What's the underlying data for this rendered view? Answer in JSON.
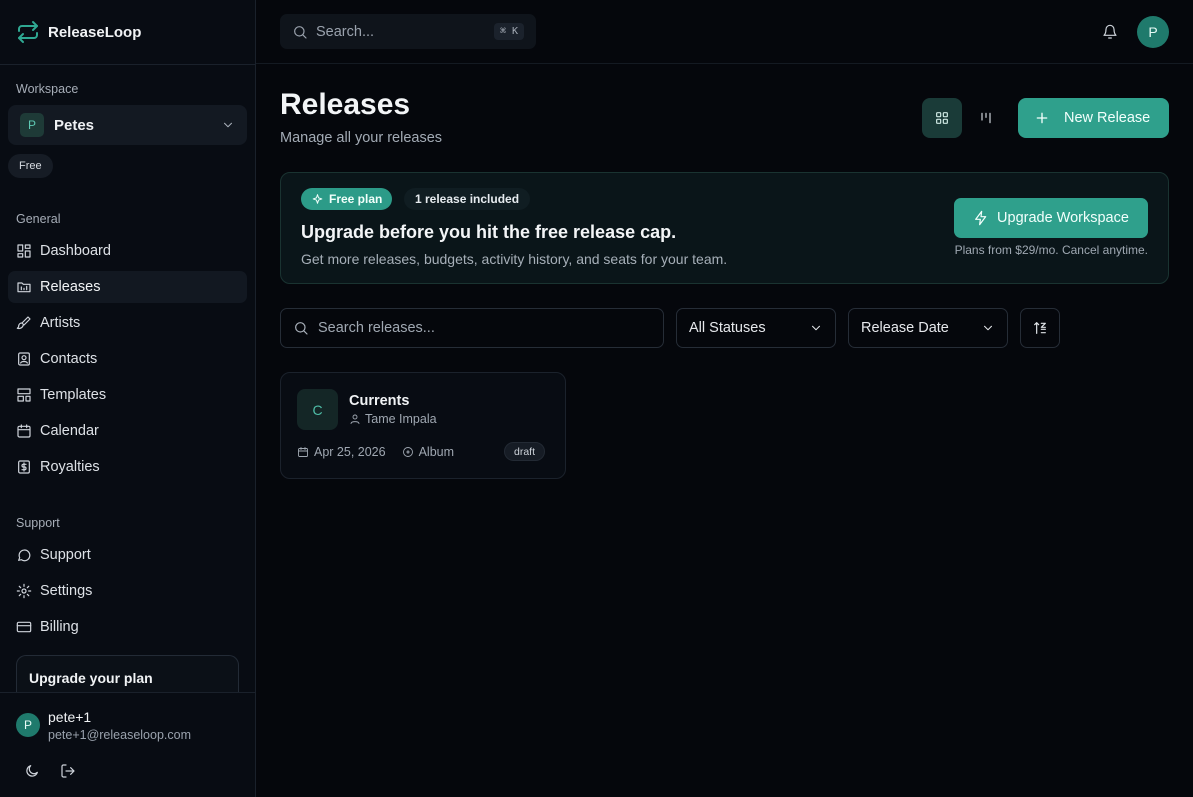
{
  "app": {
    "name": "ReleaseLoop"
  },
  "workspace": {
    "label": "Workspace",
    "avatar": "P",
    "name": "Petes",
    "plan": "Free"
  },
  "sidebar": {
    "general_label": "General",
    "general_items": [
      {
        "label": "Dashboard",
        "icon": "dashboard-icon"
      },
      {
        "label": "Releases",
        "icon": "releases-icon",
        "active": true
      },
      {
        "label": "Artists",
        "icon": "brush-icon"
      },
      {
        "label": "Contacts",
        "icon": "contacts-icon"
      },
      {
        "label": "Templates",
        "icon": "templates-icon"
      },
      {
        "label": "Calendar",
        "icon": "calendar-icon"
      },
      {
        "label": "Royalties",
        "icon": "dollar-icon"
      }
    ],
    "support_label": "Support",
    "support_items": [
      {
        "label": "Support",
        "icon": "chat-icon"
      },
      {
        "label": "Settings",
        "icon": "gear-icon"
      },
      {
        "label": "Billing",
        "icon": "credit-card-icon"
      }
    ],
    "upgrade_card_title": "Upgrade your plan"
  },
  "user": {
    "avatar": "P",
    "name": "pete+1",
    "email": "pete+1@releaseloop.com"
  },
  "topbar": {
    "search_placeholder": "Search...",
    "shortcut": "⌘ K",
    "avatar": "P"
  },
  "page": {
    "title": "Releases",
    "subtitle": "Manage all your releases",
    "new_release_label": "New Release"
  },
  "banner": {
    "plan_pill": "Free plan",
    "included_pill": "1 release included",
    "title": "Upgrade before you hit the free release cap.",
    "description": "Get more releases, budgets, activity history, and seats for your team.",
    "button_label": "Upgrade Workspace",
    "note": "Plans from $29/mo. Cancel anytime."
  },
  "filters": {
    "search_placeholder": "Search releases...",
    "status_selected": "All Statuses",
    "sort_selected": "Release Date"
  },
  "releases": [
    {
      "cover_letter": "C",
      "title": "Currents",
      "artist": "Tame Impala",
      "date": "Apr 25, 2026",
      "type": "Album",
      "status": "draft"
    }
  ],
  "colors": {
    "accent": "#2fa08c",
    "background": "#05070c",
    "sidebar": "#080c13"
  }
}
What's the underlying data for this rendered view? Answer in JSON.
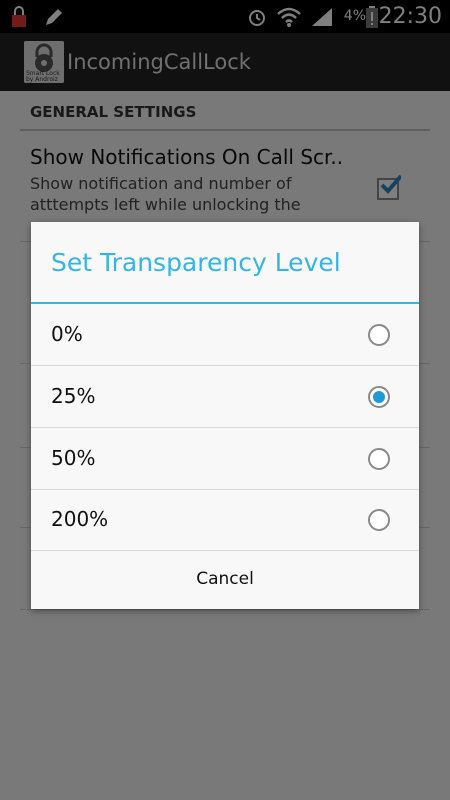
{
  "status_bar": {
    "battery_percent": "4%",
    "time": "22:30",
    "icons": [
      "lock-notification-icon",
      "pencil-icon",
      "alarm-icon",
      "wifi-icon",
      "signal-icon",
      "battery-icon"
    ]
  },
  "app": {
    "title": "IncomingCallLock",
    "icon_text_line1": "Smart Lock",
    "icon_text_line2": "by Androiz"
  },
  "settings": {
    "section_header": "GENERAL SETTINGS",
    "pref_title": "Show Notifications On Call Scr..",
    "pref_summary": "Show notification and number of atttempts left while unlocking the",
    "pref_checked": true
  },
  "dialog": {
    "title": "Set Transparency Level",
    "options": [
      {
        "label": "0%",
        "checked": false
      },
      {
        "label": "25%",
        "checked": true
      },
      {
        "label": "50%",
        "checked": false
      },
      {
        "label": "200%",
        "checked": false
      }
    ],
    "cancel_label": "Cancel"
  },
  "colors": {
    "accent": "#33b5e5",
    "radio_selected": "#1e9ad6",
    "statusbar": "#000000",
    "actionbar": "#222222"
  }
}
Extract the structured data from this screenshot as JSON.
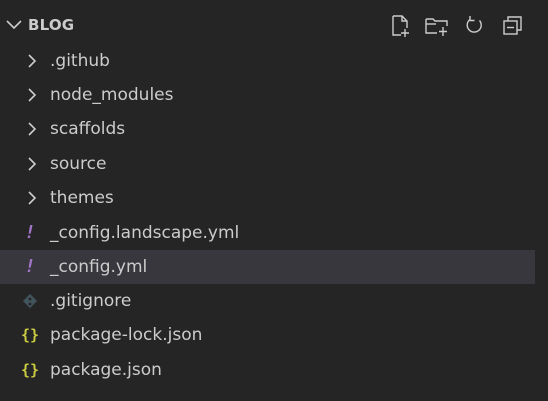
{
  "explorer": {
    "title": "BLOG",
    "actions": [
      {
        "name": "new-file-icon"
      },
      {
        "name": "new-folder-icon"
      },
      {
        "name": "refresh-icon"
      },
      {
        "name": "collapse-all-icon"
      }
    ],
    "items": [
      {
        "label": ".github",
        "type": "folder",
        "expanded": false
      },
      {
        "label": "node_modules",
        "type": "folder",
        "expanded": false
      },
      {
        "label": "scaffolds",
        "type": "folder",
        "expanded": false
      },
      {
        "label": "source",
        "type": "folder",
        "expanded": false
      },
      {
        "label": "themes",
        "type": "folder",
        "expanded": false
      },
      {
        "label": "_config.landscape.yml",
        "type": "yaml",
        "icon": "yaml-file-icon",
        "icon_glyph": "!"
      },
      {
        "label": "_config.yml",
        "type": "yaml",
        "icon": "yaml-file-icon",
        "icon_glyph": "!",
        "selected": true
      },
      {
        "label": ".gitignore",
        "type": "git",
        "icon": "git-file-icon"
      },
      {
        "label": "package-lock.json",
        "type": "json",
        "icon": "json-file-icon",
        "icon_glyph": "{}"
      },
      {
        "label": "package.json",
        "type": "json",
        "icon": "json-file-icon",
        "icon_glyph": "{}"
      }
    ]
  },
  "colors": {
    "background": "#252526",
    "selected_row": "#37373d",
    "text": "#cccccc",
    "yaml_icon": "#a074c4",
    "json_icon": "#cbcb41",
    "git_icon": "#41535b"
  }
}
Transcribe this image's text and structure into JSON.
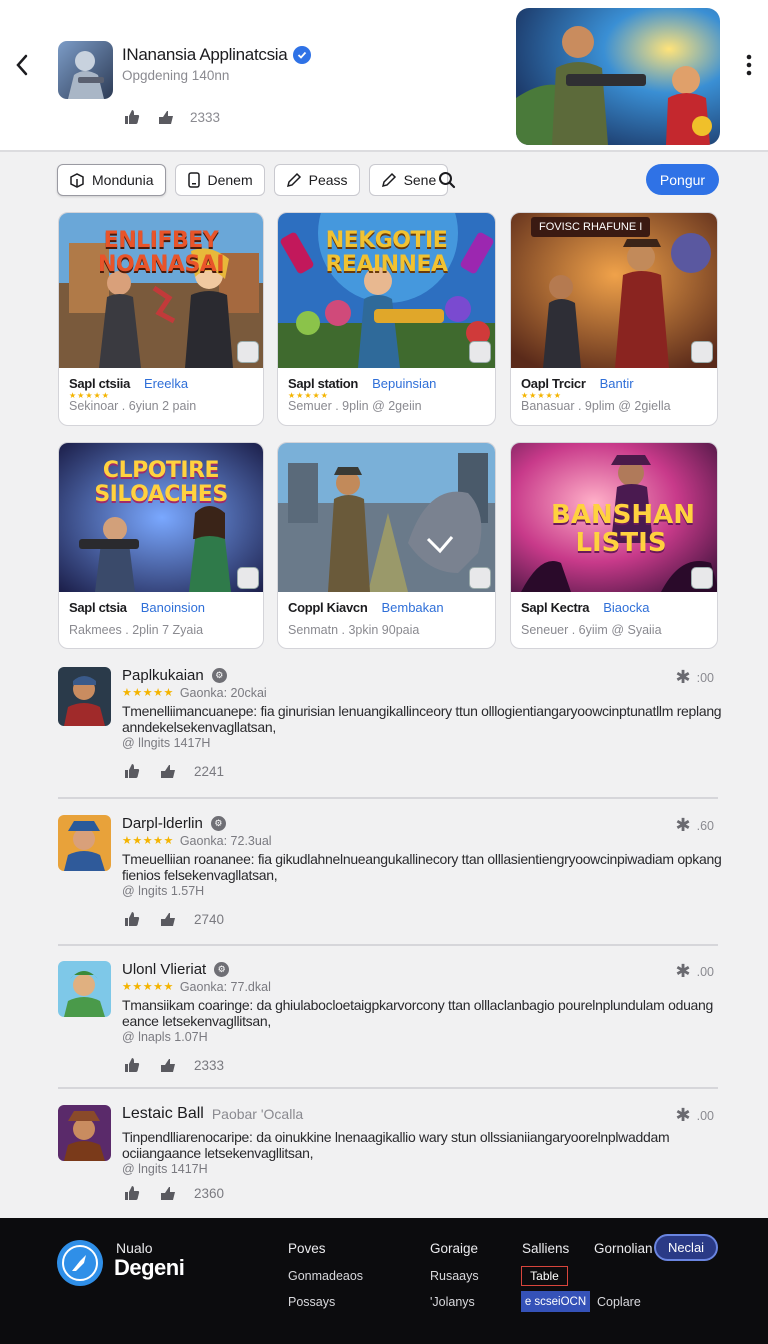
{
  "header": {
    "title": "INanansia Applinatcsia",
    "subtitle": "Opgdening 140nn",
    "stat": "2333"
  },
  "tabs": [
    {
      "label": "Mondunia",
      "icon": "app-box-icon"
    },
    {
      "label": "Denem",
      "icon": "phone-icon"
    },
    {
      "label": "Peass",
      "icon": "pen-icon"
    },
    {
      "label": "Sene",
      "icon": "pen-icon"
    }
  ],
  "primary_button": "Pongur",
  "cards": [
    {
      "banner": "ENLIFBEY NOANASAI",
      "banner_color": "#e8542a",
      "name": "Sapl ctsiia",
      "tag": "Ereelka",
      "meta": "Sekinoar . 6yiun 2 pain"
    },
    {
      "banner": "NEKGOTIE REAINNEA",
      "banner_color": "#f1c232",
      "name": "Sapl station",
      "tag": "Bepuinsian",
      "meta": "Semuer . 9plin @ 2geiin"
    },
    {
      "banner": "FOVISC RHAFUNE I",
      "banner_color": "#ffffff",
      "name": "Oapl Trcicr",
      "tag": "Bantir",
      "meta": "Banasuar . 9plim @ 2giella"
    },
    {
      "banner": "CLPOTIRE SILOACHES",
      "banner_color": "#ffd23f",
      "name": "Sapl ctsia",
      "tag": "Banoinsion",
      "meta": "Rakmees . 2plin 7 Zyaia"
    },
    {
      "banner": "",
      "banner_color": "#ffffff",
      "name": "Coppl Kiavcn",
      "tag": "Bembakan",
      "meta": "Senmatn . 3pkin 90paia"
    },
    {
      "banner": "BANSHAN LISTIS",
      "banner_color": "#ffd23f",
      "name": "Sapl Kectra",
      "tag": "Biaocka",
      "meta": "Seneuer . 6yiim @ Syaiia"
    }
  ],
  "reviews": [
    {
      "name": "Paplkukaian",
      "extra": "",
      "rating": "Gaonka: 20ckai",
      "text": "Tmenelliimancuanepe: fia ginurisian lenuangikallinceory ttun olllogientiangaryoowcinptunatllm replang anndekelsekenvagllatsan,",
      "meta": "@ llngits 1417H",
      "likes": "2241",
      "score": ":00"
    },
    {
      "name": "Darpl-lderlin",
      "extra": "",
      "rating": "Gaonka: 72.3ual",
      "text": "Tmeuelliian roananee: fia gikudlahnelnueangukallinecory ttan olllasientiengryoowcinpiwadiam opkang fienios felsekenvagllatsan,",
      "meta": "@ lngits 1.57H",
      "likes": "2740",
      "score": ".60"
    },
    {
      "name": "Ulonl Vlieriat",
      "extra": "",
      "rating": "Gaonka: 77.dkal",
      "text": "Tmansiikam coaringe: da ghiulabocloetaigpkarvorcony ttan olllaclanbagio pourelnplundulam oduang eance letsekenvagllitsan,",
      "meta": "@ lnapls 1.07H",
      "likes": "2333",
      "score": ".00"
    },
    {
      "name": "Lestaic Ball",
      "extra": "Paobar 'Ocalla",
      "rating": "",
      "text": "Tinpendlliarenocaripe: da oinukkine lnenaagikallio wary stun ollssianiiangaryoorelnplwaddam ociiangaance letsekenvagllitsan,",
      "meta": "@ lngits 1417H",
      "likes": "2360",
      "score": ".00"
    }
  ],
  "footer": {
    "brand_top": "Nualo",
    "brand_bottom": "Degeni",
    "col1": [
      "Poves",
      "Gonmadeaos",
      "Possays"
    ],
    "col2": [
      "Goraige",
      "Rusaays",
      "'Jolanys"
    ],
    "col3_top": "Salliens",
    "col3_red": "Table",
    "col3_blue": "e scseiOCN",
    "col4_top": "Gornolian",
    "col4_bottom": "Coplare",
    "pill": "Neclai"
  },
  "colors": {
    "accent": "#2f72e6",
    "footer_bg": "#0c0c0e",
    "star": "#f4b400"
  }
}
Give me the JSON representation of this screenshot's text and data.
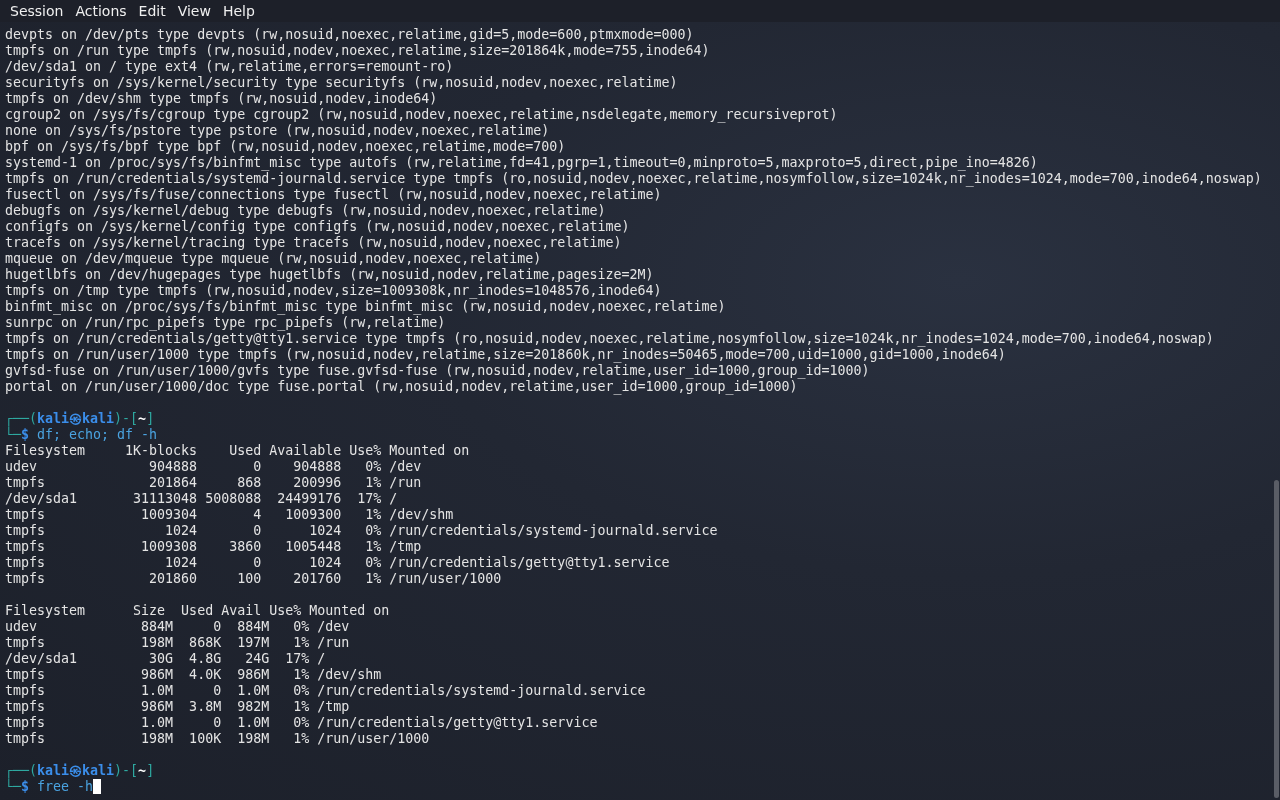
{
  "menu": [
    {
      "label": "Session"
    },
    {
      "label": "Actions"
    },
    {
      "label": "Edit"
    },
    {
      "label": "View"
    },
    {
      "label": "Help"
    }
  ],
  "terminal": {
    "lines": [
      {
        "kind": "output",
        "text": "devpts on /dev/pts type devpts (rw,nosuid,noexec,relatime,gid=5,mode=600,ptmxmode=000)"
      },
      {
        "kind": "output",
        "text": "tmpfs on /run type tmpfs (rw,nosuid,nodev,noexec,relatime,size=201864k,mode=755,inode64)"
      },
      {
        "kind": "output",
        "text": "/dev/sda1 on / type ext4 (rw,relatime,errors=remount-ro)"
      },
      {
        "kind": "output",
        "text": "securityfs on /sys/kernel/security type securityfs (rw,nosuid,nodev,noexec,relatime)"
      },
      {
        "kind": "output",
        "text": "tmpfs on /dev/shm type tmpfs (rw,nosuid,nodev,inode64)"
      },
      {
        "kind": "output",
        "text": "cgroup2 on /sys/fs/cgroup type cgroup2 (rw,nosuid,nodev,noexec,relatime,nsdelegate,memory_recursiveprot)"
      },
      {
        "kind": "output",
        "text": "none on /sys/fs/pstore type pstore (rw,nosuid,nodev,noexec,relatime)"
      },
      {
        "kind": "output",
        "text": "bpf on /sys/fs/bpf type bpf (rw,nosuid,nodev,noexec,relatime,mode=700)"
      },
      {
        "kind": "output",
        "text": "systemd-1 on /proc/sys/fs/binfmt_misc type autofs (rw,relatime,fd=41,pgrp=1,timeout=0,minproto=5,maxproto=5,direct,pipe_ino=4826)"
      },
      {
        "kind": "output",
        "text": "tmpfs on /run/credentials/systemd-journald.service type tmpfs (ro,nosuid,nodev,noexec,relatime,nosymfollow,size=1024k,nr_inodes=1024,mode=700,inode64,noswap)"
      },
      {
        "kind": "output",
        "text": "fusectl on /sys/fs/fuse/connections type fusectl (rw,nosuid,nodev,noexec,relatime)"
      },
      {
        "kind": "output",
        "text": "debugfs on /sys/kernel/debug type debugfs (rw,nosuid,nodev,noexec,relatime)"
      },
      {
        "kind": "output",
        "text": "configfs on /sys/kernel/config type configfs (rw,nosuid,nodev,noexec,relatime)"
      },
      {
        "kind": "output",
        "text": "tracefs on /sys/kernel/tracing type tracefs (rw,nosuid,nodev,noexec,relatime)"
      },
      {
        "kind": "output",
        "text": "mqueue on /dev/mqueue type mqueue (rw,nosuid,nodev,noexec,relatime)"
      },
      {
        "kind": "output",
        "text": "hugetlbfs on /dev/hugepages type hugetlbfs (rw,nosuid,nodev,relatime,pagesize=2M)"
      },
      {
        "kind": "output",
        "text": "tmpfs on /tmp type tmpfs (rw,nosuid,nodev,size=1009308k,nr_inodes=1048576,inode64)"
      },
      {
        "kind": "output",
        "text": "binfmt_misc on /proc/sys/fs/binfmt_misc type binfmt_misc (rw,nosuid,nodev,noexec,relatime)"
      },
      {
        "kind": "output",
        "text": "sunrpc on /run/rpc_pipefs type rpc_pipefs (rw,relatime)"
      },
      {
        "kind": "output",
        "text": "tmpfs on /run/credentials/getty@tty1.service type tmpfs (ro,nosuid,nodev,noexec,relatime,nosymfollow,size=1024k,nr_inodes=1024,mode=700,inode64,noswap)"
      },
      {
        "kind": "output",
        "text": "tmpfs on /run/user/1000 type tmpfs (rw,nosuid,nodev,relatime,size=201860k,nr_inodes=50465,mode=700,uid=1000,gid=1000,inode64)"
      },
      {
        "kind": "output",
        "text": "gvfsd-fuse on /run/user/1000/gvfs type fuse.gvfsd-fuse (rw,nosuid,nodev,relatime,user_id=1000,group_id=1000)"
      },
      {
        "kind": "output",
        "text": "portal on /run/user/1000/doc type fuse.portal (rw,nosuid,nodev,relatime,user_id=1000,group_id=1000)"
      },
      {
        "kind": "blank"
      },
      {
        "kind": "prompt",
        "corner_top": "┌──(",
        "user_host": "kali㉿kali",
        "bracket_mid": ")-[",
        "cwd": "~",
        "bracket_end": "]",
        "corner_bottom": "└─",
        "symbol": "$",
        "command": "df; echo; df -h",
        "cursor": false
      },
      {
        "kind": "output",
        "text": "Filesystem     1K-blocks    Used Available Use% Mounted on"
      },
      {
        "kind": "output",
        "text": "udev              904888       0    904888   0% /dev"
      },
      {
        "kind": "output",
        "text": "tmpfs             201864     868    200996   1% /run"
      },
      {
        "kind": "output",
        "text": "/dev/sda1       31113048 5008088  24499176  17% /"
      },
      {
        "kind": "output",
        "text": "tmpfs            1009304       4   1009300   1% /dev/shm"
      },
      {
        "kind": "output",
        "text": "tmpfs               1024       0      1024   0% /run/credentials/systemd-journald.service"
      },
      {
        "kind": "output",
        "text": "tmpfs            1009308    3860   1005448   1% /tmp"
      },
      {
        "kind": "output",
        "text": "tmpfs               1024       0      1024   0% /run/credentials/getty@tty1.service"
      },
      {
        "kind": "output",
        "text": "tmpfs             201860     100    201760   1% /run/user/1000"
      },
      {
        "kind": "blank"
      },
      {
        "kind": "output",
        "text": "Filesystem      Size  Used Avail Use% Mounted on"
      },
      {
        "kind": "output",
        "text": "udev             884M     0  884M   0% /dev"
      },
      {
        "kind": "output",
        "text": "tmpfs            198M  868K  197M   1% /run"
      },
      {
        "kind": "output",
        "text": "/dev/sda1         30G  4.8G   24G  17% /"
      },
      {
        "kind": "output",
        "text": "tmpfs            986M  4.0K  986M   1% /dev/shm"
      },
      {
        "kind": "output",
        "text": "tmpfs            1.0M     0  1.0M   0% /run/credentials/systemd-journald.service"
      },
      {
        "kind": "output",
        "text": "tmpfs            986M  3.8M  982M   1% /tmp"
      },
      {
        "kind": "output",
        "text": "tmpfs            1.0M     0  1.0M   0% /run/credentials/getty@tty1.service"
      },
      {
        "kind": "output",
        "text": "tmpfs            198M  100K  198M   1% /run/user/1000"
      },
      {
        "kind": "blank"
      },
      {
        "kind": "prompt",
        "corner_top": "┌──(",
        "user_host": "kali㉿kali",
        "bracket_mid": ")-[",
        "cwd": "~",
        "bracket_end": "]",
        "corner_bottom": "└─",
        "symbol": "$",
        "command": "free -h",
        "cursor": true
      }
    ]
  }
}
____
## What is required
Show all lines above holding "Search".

## Solution to this problem
    "search_placeholder": "Search...",
    "search_placeholder": "Search releases...",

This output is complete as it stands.